If the crumbling walls of Bodmin Jail could talk
by Mary Anne Yarde
“We’d ’ang ’em for doin’ a murder:
We’d ’ang ’em for stealin’ a cow;
We’d ’ang ’em for gamblin’ on Sundays;
We’d ’ang ’em for breaking’ a vow…”
The Ballad of Bodmin Jail by Swan Morrison
Read the full Ballad here.
Back in 2017, while researching The Du Lac Chronicles, I found myself on Bodmin Moor. I was here to see the Standing Stones. While we were there, we decided to visit the notorious Bodmin Jail. This turned out to be an unforgettably harrowing experience.
Bodmin Jail was built in 1770 by prisoners-of-war. The jail at Bodmin was operational for 150 years and it saw in the region of 50 public hangings and countless atrocities.
As I looked up at the imposing building of Bodmin Jail, I could not help but think of those poor unfortunate souls that had been imprisoned there. And as I stepped through the doors I was struck by how much despair I could feel. If these walls could talk, they would tell a desperate tale.
The youngest inmate was two years old. The child had been caught begging with his mother. Can you imagine sending a two-year-old child to jail? It begs the question, what were they thinking? And that question came up again and again as I wandered around the cold and depressing cells.
Some of the prisoners were of cause notorious, but most were in there for really ridiculous crimes. Being poor was one of them.
If a mother found herself in trouble with the law and subsequently ended up at Bodmin Jail then it was not unheard of for her children to come with her and just by that one visit, I can tell you that jail was no place for a child.
Many of the stories were truly harrowing. There was one, in particular, that really shocked me, and that was the story of a woman who was dragged towards the scaffold with her children clutching her skirts and her baby still at the breast. There are no records of what happened to the children after they witnessed their mother's death. How callous. How cruel.
I know that this was a different time, and they did things differently, and it was just the way it was. But the way it was, was fundamentally wrong.
The prisoners were starved, even the children. They were given survival rations — if you call it that. Many children were sent on from Bodmin to a school of correction, and I dread to think what that was like.
If you are a fan of Poldark and have watched the series, then you will be familiar with the depiction of Bodmin Jail. But the reality was worse. It truly was hell on earth.
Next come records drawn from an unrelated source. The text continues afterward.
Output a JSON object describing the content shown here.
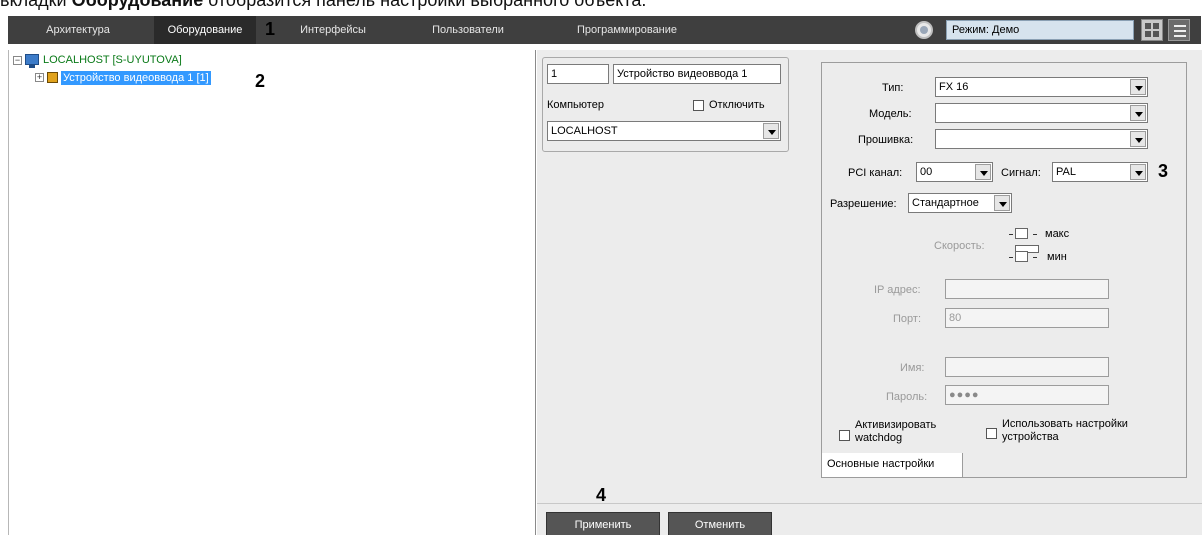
{
  "caption": {
    "prefix": "вкладки ",
    "bold": "Оборудование",
    "suffix": " отобразится панель настройки выбранного объекта."
  },
  "nav": {
    "tabs": [
      {
        "label": "Архитектура",
        "active": false
      },
      {
        "label": "Оборудование",
        "active": true
      },
      {
        "label": "Интерфейсы",
        "active": false
      },
      {
        "label": "Пользователи",
        "active": false
      },
      {
        "label": "Программирование",
        "active": false
      }
    ],
    "mode_field": "Режим: Демо"
  },
  "callouts": {
    "one": "1",
    "two": "2",
    "three": "3",
    "four": "4"
  },
  "tree": {
    "root_label": "LOCALHOST [S-UYUTOVA]",
    "child_label": "Устройство видеоввода 1 [1]"
  },
  "object": {
    "id": "1",
    "name": "Устройство видеоввода 1",
    "computer_label": "Компьютер",
    "disable_label": "Отключить",
    "computer_value": "LOCALHOST"
  },
  "settings": {
    "type_label": "Тип:",
    "type_value": "FX 16",
    "model_label": "Модель:",
    "model_value": "",
    "firmware_label": "Прошивка:",
    "firmware_value": "",
    "pci_label": "PCI канал:",
    "pci_value": "00",
    "signal_label": "Сигнал:",
    "signal_value": "PAL",
    "resolution_label": "Разрешение:",
    "resolution_value": "Стандартное",
    "speed_label": "Скорость:",
    "speed_max": "макс",
    "speed_min": "мин",
    "ip_label": "IP адрес:",
    "ip_value": "",
    "port_label": "Порт:",
    "port_value": "80",
    "name_label": "Имя:",
    "name_value": "",
    "password_label": "Пароль:",
    "password_value": "●●●●",
    "watchdog_label_1": "Активизировать",
    "watchdog_label_2": "watchdog",
    "use_settings_label_1": "Использовать настройки",
    "use_settings_label_2": "устройства",
    "tab_label": "Основные настройки"
  },
  "buttons": {
    "apply": "Применить",
    "cancel": "Отменить"
  }
}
Born in Bath, England, Mary Anne Yarde grew up in the southwest of England, surrounded and influenced by centuries of history and mythology. Glastonbury--the fabled Isle of Avalon--was a mere fifteen-minute drive from her home, and tales of King Arthur and his knights were part of her childhood.